▶ [Required work]: The result should be every line in the data below that carries the string "JSON".

▶ [Records to use]:
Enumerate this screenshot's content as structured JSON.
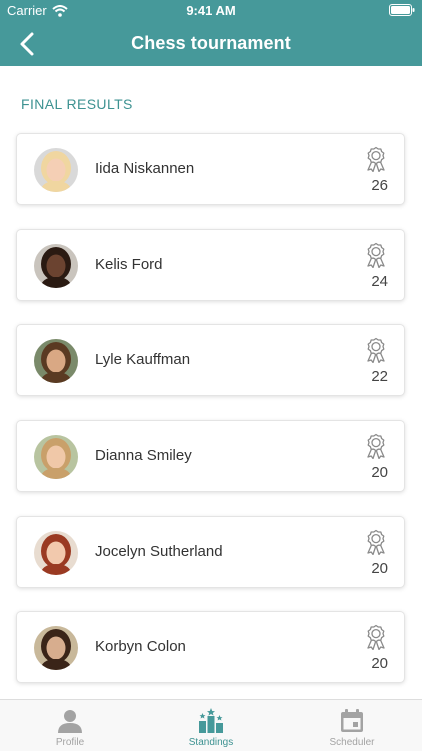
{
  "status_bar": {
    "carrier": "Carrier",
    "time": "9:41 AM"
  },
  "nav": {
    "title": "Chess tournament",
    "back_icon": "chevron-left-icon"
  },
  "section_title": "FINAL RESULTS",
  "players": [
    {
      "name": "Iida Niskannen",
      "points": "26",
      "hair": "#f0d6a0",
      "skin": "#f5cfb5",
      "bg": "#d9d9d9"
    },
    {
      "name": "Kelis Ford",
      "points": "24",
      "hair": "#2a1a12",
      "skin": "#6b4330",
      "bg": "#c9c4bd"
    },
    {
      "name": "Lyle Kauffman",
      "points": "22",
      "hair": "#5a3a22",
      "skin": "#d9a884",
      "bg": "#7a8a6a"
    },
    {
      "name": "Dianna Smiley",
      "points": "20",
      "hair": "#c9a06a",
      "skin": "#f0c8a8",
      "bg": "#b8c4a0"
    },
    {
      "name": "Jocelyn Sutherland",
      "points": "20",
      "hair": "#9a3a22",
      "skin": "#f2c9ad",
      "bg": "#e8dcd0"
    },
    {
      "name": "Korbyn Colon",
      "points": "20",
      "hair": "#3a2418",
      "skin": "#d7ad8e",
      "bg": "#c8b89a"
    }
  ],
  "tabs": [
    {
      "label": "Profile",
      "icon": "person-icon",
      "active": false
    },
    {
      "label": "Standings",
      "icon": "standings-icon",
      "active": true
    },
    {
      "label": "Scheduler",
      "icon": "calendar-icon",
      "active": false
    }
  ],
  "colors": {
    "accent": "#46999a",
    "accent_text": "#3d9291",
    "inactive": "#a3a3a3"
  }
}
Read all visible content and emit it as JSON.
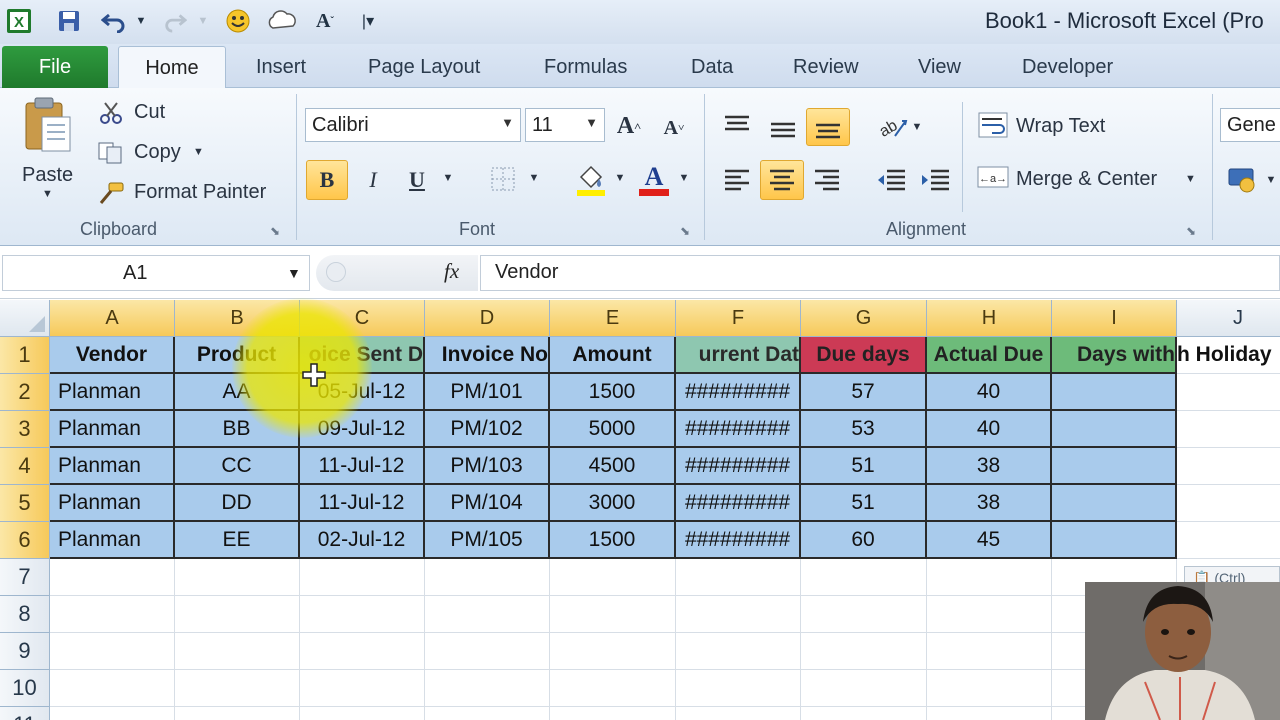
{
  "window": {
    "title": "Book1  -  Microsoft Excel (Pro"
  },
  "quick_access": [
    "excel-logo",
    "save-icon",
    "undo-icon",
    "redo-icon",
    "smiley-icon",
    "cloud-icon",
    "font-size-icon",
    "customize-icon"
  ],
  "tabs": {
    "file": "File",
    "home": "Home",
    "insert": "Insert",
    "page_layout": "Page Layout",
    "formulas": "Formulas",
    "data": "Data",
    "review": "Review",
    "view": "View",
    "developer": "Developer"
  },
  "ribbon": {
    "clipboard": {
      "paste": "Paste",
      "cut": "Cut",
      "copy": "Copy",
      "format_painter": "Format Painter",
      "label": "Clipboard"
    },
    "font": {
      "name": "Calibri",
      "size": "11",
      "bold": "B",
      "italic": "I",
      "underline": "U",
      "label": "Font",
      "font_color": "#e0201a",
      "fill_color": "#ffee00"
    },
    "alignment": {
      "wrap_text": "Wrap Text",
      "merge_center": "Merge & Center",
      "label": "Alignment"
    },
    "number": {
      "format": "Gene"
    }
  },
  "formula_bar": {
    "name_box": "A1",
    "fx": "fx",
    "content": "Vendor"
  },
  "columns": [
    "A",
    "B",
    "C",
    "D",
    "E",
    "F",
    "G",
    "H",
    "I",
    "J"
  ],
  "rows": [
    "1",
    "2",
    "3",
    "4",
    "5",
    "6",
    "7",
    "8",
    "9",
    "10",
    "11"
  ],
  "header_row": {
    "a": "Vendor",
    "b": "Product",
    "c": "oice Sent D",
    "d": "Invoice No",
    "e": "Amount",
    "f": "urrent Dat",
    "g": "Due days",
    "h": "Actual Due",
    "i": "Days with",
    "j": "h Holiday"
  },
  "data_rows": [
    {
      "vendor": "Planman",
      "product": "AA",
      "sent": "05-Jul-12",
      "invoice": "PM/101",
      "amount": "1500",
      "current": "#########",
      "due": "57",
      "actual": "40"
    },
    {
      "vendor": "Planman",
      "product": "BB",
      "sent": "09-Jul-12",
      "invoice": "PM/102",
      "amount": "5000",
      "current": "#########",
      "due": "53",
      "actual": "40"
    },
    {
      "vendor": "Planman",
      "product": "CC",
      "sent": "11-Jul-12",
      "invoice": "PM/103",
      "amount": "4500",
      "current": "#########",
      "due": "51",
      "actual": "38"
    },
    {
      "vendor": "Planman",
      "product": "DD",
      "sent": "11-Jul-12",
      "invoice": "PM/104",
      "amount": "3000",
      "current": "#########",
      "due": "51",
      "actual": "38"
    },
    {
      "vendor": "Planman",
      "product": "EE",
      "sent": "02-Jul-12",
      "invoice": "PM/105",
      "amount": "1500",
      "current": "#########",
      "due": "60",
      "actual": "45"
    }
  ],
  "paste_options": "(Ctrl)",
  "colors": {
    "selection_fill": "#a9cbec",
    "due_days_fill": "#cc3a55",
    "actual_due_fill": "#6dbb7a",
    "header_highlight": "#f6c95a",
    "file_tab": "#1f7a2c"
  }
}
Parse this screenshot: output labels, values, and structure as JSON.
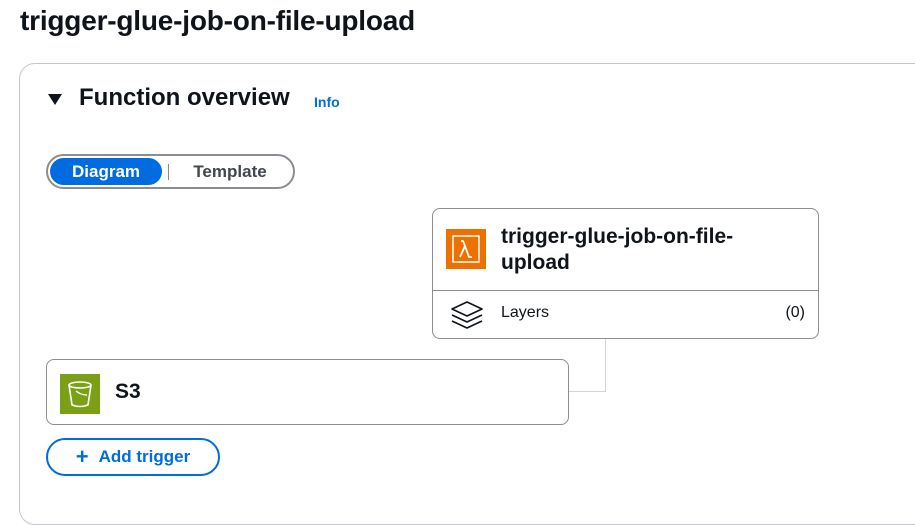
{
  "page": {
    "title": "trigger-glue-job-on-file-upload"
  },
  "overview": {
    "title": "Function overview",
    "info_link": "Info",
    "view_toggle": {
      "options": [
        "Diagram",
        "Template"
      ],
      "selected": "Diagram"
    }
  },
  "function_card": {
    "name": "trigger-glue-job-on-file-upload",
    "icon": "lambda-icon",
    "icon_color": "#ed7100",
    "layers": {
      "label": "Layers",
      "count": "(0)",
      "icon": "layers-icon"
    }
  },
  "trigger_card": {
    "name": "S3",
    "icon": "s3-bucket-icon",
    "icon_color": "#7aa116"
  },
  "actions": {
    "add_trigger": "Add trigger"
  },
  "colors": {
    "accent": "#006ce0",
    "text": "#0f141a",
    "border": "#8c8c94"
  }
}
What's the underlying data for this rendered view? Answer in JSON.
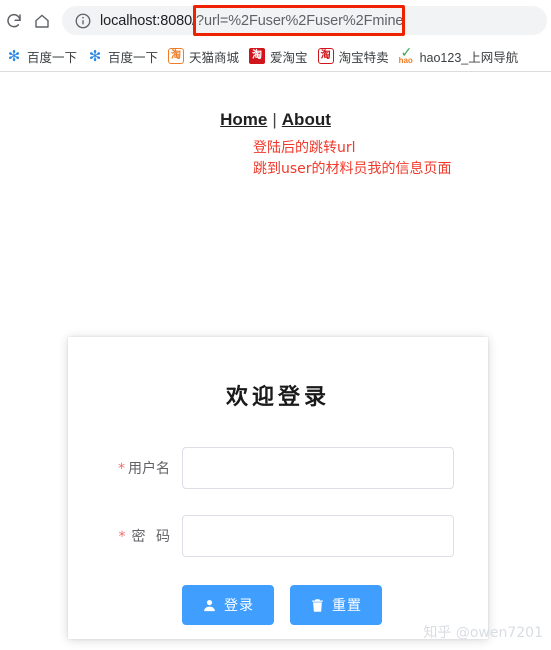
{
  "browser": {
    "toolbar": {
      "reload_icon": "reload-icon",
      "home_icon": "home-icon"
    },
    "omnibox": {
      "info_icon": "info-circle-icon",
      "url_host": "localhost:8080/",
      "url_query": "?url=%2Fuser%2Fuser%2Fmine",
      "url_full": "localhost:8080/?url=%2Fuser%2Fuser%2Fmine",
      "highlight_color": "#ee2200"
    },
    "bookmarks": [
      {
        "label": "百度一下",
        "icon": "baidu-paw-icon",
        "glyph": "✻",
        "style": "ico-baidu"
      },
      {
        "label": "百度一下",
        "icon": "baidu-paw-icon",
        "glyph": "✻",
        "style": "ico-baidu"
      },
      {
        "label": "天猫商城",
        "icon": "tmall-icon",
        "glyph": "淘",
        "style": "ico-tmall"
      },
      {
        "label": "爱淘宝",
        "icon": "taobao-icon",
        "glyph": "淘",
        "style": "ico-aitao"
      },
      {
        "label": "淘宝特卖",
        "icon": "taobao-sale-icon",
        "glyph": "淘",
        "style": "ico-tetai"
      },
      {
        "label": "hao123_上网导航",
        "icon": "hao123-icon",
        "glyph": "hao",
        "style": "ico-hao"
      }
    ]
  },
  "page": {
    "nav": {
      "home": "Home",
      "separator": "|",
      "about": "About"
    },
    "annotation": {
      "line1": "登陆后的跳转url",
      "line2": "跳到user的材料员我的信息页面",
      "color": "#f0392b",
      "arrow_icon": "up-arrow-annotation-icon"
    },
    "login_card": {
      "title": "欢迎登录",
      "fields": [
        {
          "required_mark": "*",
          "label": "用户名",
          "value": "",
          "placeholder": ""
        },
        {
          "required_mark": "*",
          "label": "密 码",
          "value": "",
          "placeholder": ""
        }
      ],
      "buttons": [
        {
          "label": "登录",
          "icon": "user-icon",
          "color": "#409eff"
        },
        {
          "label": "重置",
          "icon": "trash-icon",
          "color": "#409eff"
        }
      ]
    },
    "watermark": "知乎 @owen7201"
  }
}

▶ [Finished task]:
Enumerate this screenshot's content as structured JSON.
Read all visible content and emit it as JSON.
Parse this screenshot: output labels, values, and structure as JSON.
What's the underlying data for this rendered view? Answer in JSON.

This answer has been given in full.